"Indeed when I was first elected for Yeovil in 1983, I promised myself that I would not do the job beyond my 60th birthday and would stand down no later than the general election after that date. I believe that judgement was right," he said.

The soldier turned diplomat and politician has told friends he has no specific post lined up. But it is thought he believes he still has one more job left, although it is almost certain to be outside politics.

Whatever job he takes it will be one that allows him to spend more time with his family. In his letter to MPs, he wrote: "For Jane and myself... this will be a chance to rediscover parts of our life with our family and friends which have had to be pushed to the margins in these past hectic years." He is likely to withdraw almost completely from the Liberal Democrats, not wanting to undermine his successor.

Mr Ashdown wrote: "No doubt there will also be new challenges to seek out. I do not know what they will be yet. But, I do know that, love this calling though I do, I have never been so obsessive about politics that I see it as the only thing there is in my life!"

Some party sources were predicting last night that his future was in Europe where he has already won distinction by demonstrating a special understanding of the recent turmoil in the Balkan states and former Soviet Union.

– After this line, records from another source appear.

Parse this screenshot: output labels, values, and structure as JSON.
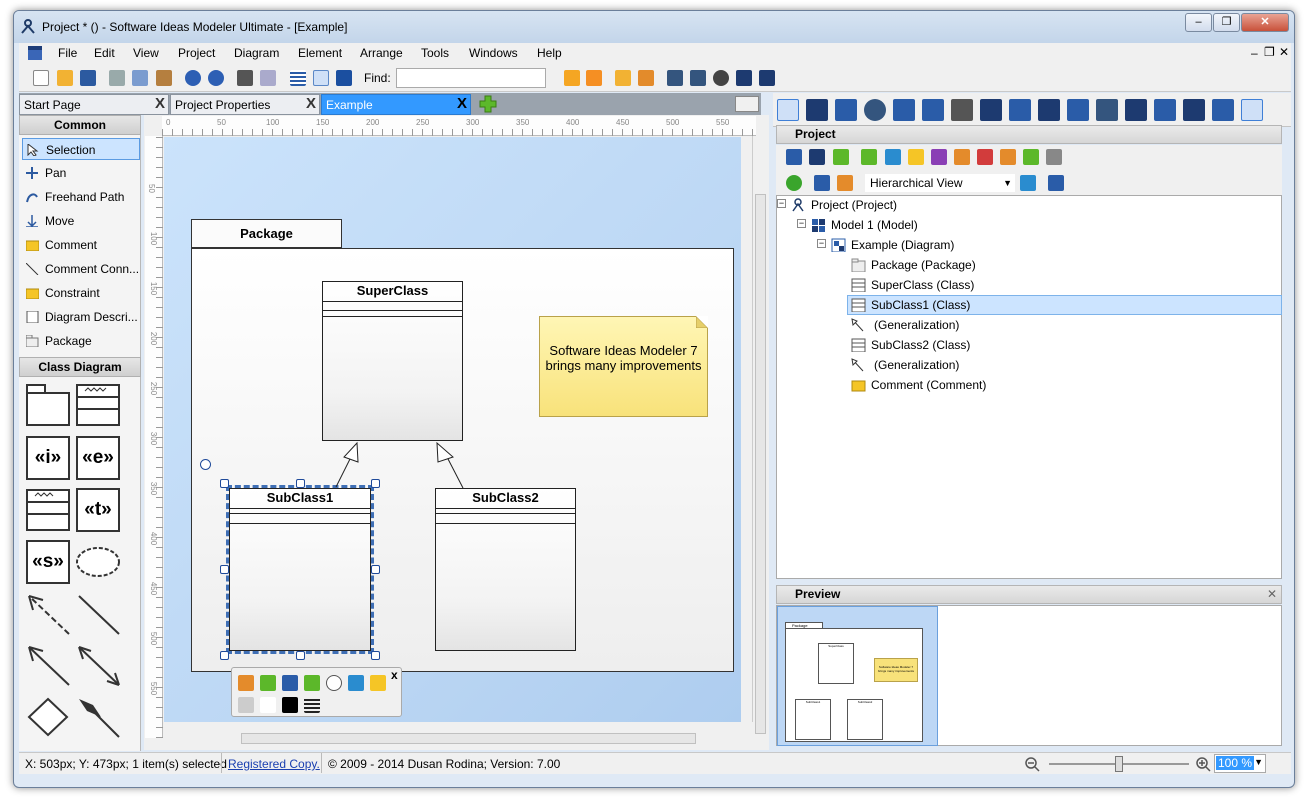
{
  "window": {
    "title": "Project * () - Software Ideas Modeler Ultimate - [Example]",
    "min": "–",
    "restore": "❐",
    "close": "✕"
  },
  "menu": [
    "File",
    "Edit",
    "View",
    "Project",
    "Diagram",
    "Element",
    "Arrange",
    "Tools",
    "Windows",
    "Help"
  ],
  "toolbar": {
    "find_label": "Find:",
    "find_value": ""
  },
  "tabs": [
    {
      "label": "Start Page",
      "close": "X"
    },
    {
      "label": "Project Properties",
      "close": "X"
    },
    {
      "label": "Example",
      "close": "X"
    }
  ],
  "toolbox": {
    "common_header": "Common",
    "common_items": [
      "Selection",
      "Pan",
      "Freehand Path",
      "Move",
      "Comment",
      "Comment Conn...",
      "Constraint",
      "Diagram Descri...",
      "Package"
    ],
    "class_header": "Class Diagram",
    "stereotypes": [
      "«i»",
      "«e»",
      "«t»",
      "«s»"
    ]
  },
  "ruler": {
    "h": [
      "0",
      "50",
      "100",
      "150",
      "200",
      "250",
      "300",
      "350",
      "400",
      "450",
      "500",
      "550"
    ],
    "v": [
      "50",
      "100",
      "150",
      "200",
      "250",
      "300",
      "350",
      "400",
      "450",
      "500",
      "550"
    ]
  },
  "diagram": {
    "package": "Package",
    "superclass": "SuperClass",
    "subclass1": "SubClass1",
    "subclass2": "SubClass2",
    "note": "Software Ideas Modeler 7 brings many improvements",
    "floatbar_close": "x"
  },
  "project_panel": {
    "title": "Project",
    "view_select": "Hierarchical View",
    "tree": [
      "Project (Project)",
      "Model 1 (Model)",
      "Example (Diagram)",
      "Package (Package)",
      "SuperClass (Class)",
      "SubClass1 (Class)",
      "(Generalization)",
      "SubClass2 (Class)",
      "(Generalization)",
      "Comment (Comment)"
    ],
    "expand": "−"
  },
  "preview_panel": {
    "title": "Preview",
    "close": "✕",
    "package": "Package",
    "superclass": "SuperClass",
    "subclass1": "SubClass1",
    "subclass2": "SubClass2",
    "note": "Software Ideas Modeler 7 brings many improvements"
  },
  "status": {
    "coords": "X: 503px; Y: 473px; 1 item(s) selected",
    "registered": "Registered Copy.",
    "copyright": "© 2009 - 2014 Dusan Rodina; Version: 7.00",
    "zoom": "100 %",
    "zoom_level": 0.5
  },
  "colors": {
    "accent": "#3399ff",
    "diagram_bg": "#c2daf6",
    "note": "#f8e27a",
    "selection": "#cce4ff"
  }
}
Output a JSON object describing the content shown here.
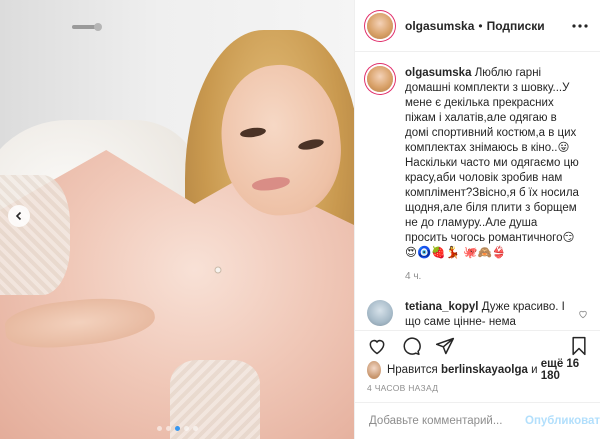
{
  "post": {
    "photo": {
      "carousel_dots": 5,
      "active_dot_index": 2
    },
    "header": {
      "username": "olgasumska",
      "separator": "•",
      "follow_status": "Подписки"
    },
    "caption": {
      "username": "olgasumska",
      "text": "Люблю гарні домашні комплекти з шовку...У мене є декілька прекрасних піжам і халатів,але одягаю в домі спортивний костюм,а в цих комплектах знімаюсь в кіно..😛 Наскільки часто ми одягаємо цю красу,аби чоловік зробив нам комплімент?Звісно,я б їх носила щодня,але біля плити з борщем не до гламуру..Але душа просить чогось романтичного😏😍🧿🍓💃 🐙🙈👙",
      "time": "4 ч."
    },
    "comments": [
      {
        "username": "tetiana_kopyl",
        "text": "Дуже красиво. І що саме цінне- нема реклами. Просто фото в фантастично красивому комплекті❤️"
      }
    ],
    "likes": {
      "prefix": "Нравится",
      "liker": "berlinskayaolga",
      "middle": "и",
      "count_text": "ещё 16 180"
    },
    "timestamp": "4 ЧАСОВ НАЗАД",
    "add_comment": {
      "placeholder": "Добавьте комментарий...",
      "publish_label": "Опубликовать"
    }
  },
  "icons": {
    "more": "more-icon",
    "like": "heart-icon",
    "comment": "comment-icon",
    "share": "share-icon",
    "save": "bookmark-icon",
    "emoji": "emoji-icon",
    "carousel_prev": "chevron-left-icon"
  },
  "colors": {
    "text": "#262626",
    "muted": "#8e8e8e",
    "publish_disabled": "#b2dffc",
    "active_dot": "#3897f0"
  }
}
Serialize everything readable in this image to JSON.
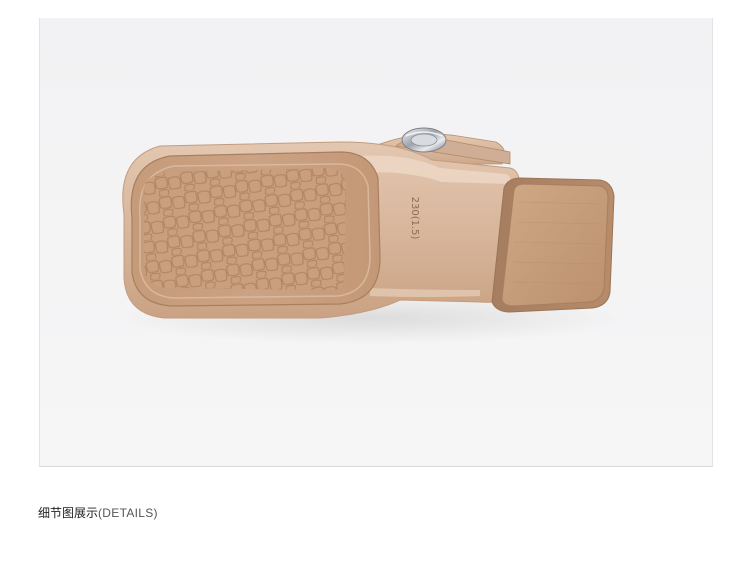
{
  "section": {
    "title_cn": "细节图展示",
    "title_en": "(DETAILS)"
  },
  "product": {
    "sole_size_marking": "230(1.5)",
    "colors": {
      "patent_upper": "#d6b49a",
      "sole": "#c49a78",
      "heel": "#c8a07c",
      "buckle": "#c9ccd0",
      "background": "#f3f3f4"
    }
  }
}
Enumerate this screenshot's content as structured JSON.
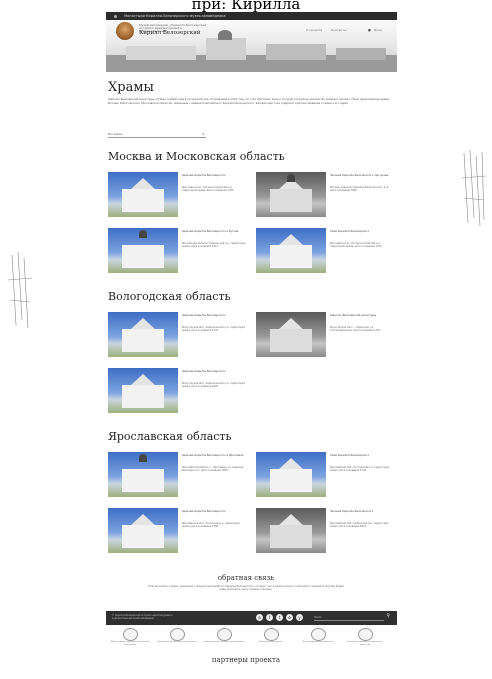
{
  "caption": "при: Кирилла",
  "topbar": {
    "text": "Монастыри Кирилло-Белозерского музея-заповедника"
  },
  "header": {
    "logo_text": "Музей-заповедник «Кирилло-Белозерский историко-архитектурный и художественный»",
    "site_name": "Кирилл Белозерский",
    "nav": [
      "О проекте",
      "Контакты",
      "Вход"
    ]
  },
  "main": {
    "title": "Храмы",
    "intro": "Кирилло-Белозерский монастырь оставил особый след в истории России. Основанный в 1397 году, он стал обителью, вокруг которой сложилось множество храмов и часовен. Ниже представлены храмы Москвы, Вологодской и Ярославской областей, связанные с именем преподобного Кирилла Белозерского. Каждая карточка содержит краткие сведения о храме и его адрес.",
    "filter": {
      "value": "Все храмы",
      "chevron": "▾"
    }
  },
  "regions": [
    {
      "name": "Москва и Московская область",
      "cards": [
        {
          "title": "Церковь Кирилла Белозерского",
          "address": "Ярославское ш., Лосиноостровский р-н, территория храма, дата основания 1705"
        },
        {
          "title": "Часовня Кирилла Белозерского при храме",
          "address": "Москва, переулок Кирилла Белозерского, д. 2, дата основания 1890"
        },
        {
          "title": "Церковь Кирилла Белозерского в Бутове",
          "address": "Московская область, Подольский р-н, территория храма, дата основания 1912"
        },
        {
          "title": "Храм Кирилла Белозерского",
          "address": "Ярославское ш., Лосиноостровский р-н, территория храма, дата основания 1705"
        }
      ]
    },
    {
      "name": "Вологодская область",
      "cards": [
        {
          "title": "Церковь Кирилла Белозерского",
          "address": "Вологодская обл., Кирилловский р-н, территория храма, дата основания 1532"
        },
        {
          "title": "Кирилло-Белозерский монастырь",
          "address": "Вологодская обл., г. Кириллов, ул. Гостинодворская, дата основания 1397"
        },
        {
          "title": "Церковь Кирилла Белозерского",
          "address": "Вологодская обл., Кирилловский р-н, территория храма, дата основания 1645"
        }
      ]
    },
    {
      "name": "Ярославская область",
      "cards": [
        {
          "title": "Церковь Кирилла Белозерского в Ярославле",
          "address": "Ярославская область, г. Ярославль, ул. Кирилла Белозерского, дата основания 1650"
        },
        {
          "title": "Храм Кирилла Белозерского",
          "address": "Ярославская обл., Ростовский р-н, территория храма, дата основания 1702"
        },
        {
          "title": "Церковь Кирилла Белозерского",
          "address": "Ярославская обл., Угличский р-н, территория храма, дата основания 1788"
        },
        {
          "title": "Часовня Кирилла Белозерского",
          "address": "Ярославская обл., Рыбинский р-н, территория храма, дата основания 1820"
        }
      ]
    }
  ],
  "feedback": {
    "title": "обратная связь",
    "text": "Если вы знаете о храме, связанном с именем преподобного Кирилла Белозерского, которого нет в нашем списке, пожалуйста, напишите нам. Мы будем рады дополнить карту храмов и часовен."
  },
  "footer": {
    "text": "© Кирилло-Белозерский историко-архитектурный и художественный музей-заповедник",
    "social": [
      "в",
      "f",
      "t",
      "о",
      "у"
    ],
    "search_placeholder": "Поиск",
    "search_icon": "⚲"
  },
  "partners": {
    "title": "партнеры проекта",
    "items": [
      "Министерство культуры Российской Федерации",
      "Правительство Вологодской области",
      "Кирилловский муниципальный район",
      "Вологодская епархия",
      "Фонд Кирилла Белозерского",
      "Российское военно-историческое общество"
    ]
  },
  "colors": {
    "topbar": "#2b2b2b",
    "footer": "#2f2f2f",
    "sky": "#3e6ec4"
  }
}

The ideal role for Mr Ashdown might already have been created as the prestigious new post of EU Foreign Policy Tsar.

Senior diplomatic sources speculated last night that Mr Ashdown now stands a very strong chance of becoming Britain's nominee for the position. The job is being created in response to the long-held complaint that foreign heads of state never know who to ring at the EU when a crisis breaks.

The Government has already nominated Sir David Hannay, the former British ambassador to the UN. But EU leaders agreed last month that the post, known by its French acronym as Mr or Ms Pesc, must be given to an authoritative political figure rather than a career civil servant.

Mr Ashdown's immense energy and his passionate involvement in troubled spots such as Bosnia and Kosovo would enhance his chances, it is believed. Against that, he has never been a government minister and he is not yet backed by the two big European political "families", the Socialists and the Christian Democrats.

He would also be suited to a position with the United Nations or Nato.

Closer to home, Mr Ashdown's special interest is Northern Ireland. He served there in the Army, his family are from the province and he was teased at school for his Ulster accent. His links would attract him to a role working for peace.